Dataset records:
□ □ □ □ □

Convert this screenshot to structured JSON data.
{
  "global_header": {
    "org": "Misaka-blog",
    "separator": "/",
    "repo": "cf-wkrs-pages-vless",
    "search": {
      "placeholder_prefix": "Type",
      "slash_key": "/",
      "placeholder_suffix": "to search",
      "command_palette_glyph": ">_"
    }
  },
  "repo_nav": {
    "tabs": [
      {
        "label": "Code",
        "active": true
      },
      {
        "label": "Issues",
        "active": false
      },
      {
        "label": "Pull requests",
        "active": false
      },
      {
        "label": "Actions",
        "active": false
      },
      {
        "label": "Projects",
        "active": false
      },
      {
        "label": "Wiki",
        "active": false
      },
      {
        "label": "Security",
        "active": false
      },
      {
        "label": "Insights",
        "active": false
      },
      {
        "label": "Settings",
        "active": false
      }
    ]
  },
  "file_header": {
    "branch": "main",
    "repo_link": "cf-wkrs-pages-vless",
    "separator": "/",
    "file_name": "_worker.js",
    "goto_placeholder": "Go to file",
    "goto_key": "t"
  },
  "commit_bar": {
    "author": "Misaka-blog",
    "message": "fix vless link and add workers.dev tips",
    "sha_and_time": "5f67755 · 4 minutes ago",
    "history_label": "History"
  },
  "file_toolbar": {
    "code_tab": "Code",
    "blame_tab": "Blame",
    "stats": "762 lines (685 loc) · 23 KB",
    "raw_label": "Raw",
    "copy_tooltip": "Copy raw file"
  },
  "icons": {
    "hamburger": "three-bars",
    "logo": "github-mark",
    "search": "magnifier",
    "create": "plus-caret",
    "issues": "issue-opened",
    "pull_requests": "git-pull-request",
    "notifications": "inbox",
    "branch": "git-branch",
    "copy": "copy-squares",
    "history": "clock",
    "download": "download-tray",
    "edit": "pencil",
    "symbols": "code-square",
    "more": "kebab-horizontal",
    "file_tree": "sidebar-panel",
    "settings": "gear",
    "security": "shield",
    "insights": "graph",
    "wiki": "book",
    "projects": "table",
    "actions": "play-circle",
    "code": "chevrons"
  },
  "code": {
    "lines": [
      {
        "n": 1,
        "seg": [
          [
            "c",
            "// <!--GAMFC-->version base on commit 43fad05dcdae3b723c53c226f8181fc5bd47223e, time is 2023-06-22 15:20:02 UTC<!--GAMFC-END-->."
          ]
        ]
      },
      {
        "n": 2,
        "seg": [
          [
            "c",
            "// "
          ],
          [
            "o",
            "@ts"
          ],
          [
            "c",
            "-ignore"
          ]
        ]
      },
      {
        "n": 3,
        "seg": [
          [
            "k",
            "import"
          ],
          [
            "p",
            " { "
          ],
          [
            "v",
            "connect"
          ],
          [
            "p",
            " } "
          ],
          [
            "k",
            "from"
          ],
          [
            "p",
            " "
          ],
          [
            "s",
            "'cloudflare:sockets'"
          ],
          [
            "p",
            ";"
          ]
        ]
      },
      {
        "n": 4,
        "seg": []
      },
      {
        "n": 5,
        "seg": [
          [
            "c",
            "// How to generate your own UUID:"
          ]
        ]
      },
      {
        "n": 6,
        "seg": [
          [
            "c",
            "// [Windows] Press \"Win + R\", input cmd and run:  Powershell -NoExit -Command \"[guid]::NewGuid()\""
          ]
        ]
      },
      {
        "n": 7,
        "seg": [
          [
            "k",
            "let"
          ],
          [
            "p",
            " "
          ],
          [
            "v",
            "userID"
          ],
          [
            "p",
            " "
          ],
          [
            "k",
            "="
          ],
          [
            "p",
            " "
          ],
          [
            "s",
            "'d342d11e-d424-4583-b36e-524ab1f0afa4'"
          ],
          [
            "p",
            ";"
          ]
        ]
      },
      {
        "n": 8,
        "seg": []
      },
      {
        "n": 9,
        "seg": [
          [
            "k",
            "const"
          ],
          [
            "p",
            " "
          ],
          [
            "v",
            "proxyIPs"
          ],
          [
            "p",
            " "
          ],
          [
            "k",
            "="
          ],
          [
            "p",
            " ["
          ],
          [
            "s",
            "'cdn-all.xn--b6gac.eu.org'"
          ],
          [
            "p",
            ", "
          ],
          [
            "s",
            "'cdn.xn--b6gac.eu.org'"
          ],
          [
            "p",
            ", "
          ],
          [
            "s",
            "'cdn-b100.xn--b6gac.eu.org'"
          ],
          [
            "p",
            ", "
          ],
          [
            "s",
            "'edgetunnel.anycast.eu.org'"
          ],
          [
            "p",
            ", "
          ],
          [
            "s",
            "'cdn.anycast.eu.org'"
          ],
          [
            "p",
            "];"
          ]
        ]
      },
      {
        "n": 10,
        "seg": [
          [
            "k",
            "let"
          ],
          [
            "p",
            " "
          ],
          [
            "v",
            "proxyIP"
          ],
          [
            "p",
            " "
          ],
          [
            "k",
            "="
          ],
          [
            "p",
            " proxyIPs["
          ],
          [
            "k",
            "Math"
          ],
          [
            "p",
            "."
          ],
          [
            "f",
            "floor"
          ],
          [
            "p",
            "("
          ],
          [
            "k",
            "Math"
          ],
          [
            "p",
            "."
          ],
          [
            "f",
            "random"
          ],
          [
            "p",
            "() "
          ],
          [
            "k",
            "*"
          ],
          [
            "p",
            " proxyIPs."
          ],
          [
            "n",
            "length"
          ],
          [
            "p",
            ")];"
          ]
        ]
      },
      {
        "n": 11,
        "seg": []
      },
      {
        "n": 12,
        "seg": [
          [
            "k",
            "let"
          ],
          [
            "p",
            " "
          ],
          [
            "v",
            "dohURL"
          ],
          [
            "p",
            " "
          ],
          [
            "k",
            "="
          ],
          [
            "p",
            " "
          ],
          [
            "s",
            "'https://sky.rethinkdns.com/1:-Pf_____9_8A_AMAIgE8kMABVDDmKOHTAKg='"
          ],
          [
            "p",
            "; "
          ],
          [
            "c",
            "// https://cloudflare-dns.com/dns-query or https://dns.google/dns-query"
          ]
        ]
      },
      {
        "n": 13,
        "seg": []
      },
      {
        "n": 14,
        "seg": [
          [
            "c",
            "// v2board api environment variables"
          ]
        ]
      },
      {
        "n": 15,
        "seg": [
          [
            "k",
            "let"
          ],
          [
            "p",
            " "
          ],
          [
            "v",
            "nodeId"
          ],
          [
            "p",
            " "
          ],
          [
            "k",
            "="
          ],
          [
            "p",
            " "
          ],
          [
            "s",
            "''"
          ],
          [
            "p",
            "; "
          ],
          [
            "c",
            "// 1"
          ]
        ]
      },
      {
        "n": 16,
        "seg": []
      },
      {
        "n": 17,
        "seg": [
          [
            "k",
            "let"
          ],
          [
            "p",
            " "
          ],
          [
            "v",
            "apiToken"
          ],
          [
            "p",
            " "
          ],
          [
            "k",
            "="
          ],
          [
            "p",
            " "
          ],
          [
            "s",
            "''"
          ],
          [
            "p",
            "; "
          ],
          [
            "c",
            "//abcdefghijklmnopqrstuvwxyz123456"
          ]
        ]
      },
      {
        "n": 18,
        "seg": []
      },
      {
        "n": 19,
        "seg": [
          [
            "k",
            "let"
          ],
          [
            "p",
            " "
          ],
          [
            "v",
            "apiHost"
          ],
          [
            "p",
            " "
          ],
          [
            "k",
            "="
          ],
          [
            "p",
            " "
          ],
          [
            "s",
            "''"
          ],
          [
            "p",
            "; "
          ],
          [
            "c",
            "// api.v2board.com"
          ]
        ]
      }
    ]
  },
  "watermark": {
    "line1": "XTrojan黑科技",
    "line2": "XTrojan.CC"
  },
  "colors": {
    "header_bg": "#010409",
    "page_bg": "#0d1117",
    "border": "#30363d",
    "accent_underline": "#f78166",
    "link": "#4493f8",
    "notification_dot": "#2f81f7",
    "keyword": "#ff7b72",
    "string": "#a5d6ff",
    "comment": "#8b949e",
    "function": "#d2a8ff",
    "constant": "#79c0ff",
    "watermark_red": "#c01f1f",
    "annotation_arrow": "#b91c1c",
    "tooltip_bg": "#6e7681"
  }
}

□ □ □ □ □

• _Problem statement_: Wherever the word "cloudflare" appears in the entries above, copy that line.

• _Answer to this task_:
            "'cloudflare:sockets'"
            "// https://cloudflare-dns.com/dns-query or https://dns.google/dns-query"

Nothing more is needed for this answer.